After his effort to alter past events fails, Alexander speeds forward to a computerized, futuristic world in 2030, but his final destination finds him 800,000 years into the future. There he discovers a natural, primitive Garden of Eden-like paradise, occupied by people called Eloi, where he meets beautiful Mara (Samantha Mumba) and her young brother Kalen (Omero Mumba). Suddenly, “The Time Machine” becomes a horror film as the cannibalistic Morlocks, who live below ground, attack the gentle Elois. Non-stop action ensues as Alexander fights back to save the captured Mara and Kalen. Having failed in the past, can Alexander change the future? Outstanding special effects create images that will both thrill and terrify audiences and fans of science fiction.
As the ground seems to spew them out, the hideous, apelike Morlocks suddenly appear, grabbing some of the passive Elois. Ruled by Uber-Morlock (Jeremy Irons), the personification of evil, the Morlocks will put some of the captured women in cages to be used as breeding vessels, but most of the sheep-like Elois become food for the subterranean monsters. Mara explains to Hartdegen that because of the Morlocks, her people never look back on the past or forward to any future, giving life no meaning. Now that’s scary!

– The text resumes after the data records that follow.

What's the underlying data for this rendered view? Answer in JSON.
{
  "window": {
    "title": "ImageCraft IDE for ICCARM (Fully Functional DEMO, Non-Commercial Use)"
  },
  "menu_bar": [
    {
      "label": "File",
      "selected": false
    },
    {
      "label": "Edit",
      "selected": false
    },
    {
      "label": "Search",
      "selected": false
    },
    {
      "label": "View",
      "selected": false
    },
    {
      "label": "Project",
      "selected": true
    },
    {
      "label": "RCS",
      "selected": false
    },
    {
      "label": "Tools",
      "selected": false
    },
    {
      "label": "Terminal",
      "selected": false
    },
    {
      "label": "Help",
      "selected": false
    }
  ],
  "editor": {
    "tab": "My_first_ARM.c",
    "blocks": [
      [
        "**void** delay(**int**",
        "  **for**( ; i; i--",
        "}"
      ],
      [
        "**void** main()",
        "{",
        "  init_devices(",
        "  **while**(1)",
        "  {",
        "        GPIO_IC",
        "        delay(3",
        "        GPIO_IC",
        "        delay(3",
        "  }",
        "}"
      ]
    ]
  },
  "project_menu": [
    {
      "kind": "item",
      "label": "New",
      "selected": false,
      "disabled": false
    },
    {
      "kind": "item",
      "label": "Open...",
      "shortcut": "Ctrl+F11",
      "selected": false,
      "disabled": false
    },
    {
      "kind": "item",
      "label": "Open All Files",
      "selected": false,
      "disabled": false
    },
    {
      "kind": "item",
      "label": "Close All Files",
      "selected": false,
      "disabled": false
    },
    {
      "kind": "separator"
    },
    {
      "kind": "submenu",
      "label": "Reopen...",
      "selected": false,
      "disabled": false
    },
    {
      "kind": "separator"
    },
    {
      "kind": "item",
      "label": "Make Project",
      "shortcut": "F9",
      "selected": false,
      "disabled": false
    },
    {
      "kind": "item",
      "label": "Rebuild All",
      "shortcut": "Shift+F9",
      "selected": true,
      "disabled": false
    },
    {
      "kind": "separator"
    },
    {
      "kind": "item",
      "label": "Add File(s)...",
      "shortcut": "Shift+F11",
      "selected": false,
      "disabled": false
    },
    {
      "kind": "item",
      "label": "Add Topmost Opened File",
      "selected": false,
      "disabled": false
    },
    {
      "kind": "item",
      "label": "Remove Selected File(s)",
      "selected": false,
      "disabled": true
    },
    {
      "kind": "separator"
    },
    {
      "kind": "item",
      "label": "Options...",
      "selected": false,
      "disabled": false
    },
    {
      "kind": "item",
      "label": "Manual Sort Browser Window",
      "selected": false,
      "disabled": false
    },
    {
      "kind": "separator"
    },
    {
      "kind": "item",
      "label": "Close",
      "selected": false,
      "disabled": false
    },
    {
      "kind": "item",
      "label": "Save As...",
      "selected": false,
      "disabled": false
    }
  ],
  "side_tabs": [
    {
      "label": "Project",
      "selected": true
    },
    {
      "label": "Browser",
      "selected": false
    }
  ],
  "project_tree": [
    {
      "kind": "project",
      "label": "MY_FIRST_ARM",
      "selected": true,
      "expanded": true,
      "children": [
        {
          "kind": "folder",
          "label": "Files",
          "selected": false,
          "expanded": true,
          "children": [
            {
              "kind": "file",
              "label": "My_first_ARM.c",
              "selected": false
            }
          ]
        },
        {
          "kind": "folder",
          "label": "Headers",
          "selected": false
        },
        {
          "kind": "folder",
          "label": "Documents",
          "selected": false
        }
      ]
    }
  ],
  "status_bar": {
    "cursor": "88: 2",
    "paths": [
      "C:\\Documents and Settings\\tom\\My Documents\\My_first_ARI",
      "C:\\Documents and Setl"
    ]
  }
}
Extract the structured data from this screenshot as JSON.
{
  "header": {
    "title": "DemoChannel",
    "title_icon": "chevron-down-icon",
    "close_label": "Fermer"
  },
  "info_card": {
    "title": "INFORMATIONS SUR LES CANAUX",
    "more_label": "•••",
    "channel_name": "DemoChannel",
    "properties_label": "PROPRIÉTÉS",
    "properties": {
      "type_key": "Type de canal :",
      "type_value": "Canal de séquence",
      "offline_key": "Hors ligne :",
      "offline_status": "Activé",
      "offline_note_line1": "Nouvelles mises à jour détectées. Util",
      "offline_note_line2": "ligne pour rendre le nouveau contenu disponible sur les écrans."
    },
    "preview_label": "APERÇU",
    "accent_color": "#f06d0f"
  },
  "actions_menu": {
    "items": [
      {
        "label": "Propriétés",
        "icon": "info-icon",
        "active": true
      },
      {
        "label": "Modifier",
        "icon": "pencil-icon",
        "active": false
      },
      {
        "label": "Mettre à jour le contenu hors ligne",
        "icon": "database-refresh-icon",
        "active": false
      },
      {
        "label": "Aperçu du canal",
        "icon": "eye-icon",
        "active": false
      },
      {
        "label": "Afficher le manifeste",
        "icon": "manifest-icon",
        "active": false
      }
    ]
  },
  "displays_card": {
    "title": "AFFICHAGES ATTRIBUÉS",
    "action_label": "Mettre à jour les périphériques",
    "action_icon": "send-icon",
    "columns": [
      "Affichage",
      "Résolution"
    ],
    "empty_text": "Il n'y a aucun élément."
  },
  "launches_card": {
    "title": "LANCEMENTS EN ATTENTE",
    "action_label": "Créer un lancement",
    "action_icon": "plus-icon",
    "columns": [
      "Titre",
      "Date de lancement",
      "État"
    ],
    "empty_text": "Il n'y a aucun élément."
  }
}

The contrasting lives of the Elois and the Morlocks, like evolution theory taken to the extreme, find the stronger Morlocks eventually surviving alone. In his travels, Alexander learns the civilized world he lived in, fell apart in 2037, when the moon disintegrated. “The Time Machine” has no sexual content, however, a few mild crudities and one exclamatory profanity slightly mar the dialogue. The story is pure science fiction and not intended to be taken as real, but some of the violent scenes are certainly not appropriate for young children. However, its bleak view of a Godless universe will, hopefully, make viewers thankful for the reality of God’s faithfulness and many blessings.